A train moves through a BART station in San Francisco. | Chris North/Loop Images/Universal Images Group via Getty Images | Source: Chris North/Loop Images/Universal Images Group via Getty Images

The conductor of a San Francisco train that in 2021 dragged to death a woman was cleared of wrongdoing by federal investigators, according to a report made public Tuesday.

Amy Adams, 41, had boarded a Bay Area Rapid Transit train at the Powell Station with her dog tethered to her waist by a leash. As the doors were closing, she stepped out, but the dog stayed on the train. The train took off, and Adams was dragged and pulled onto the tracks and killed on Sept. 13, 2021. The dog was not injured, BART officials said.

Adams appeared to be waving at someone moments before the train started moving, they said. A witness told KGO-TV that he saw the woman being dragged and a man who was hysterical on the platform who told him the woman killed was his girlfriend.

The National Transportation Safety Board said the train conductor followed BART’s procedures that required him to look for passengers before departing a station but did not see Adams, who was more than 600 feet (180 meters) away from him, or the dog leash trapped between the doors.

The NTSB said dim lighting at the station “likely made it difficult for the train operator to reliably monitor and evaluate passengers exiting and entering the rear of the train.”

BART has since completed lighting and painting improvements at the Powell Street Station and other nearby stations to improve visibility for its train conductors, the agency said.

Toxicology tests on the train conductor didn't identify any illicit substances, it said.

Adams tested positive for methamphetamine, cocaine and fentanyl in an autopsy conducted by San Francisco authorities, the agency said.

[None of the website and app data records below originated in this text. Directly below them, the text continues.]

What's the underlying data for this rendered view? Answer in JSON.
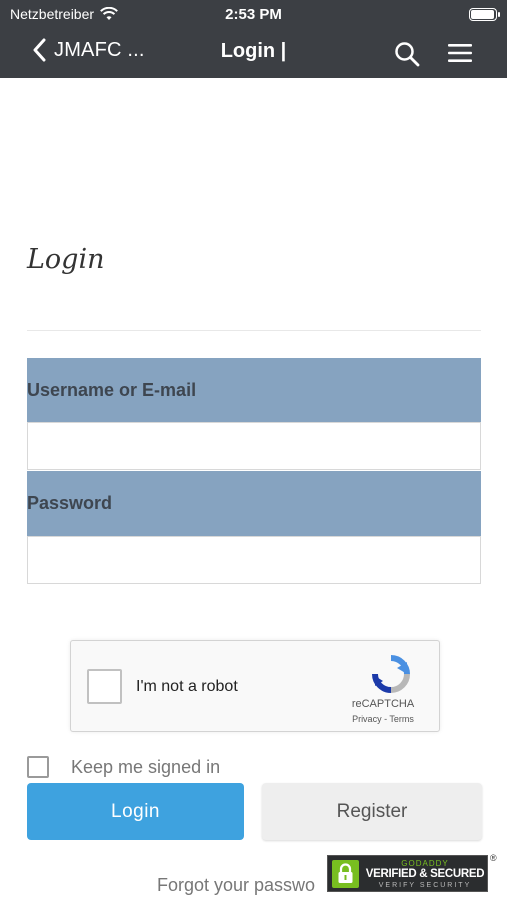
{
  "status_bar": {
    "carrier": "Netzbetreiber",
    "time": "2:53 PM",
    "icons": [
      "wifi-icon",
      "battery-icon"
    ]
  },
  "nav": {
    "back_label": "JMAFC ...",
    "title": "Login |",
    "icons": [
      "chevron-left-icon",
      "search-icon",
      "hamburger-menu-icon"
    ]
  },
  "page": {
    "heading": "Login"
  },
  "form": {
    "username_label": "Username or E-mail",
    "username_value": "",
    "password_label": "Password",
    "password_value": "",
    "label_bg_color": "#86a3c0"
  },
  "captcha": {
    "text": "I'm not a robot",
    "brand": "reCAPTCHA",
    "privacy": "Privacy",
    "separator": " - ",
    "terms": "Terms",
    "checked": false
  },
  "keep_signed_in": {
    "label": "Keep me signed in",
    "checked": false
  },
  "buttons": {
    "login": "Login",
    "register": "Register",
    "login_color": "#3ea2df"
  },
  "forgot_link": "Forgot your passwo",
  "badge": {
    "top": "GODADDY",
    "main": "VERIFIED & SECURED",
    "sub": "VERIFY SECURITY",
    "registered": "®"
  }
}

“It is likely that the passenger was experiencing at least some impairing effects of substance use at the time of the accident,” the NTSB said, adding that investigators found no clear evidence that impairment played a role in the accident.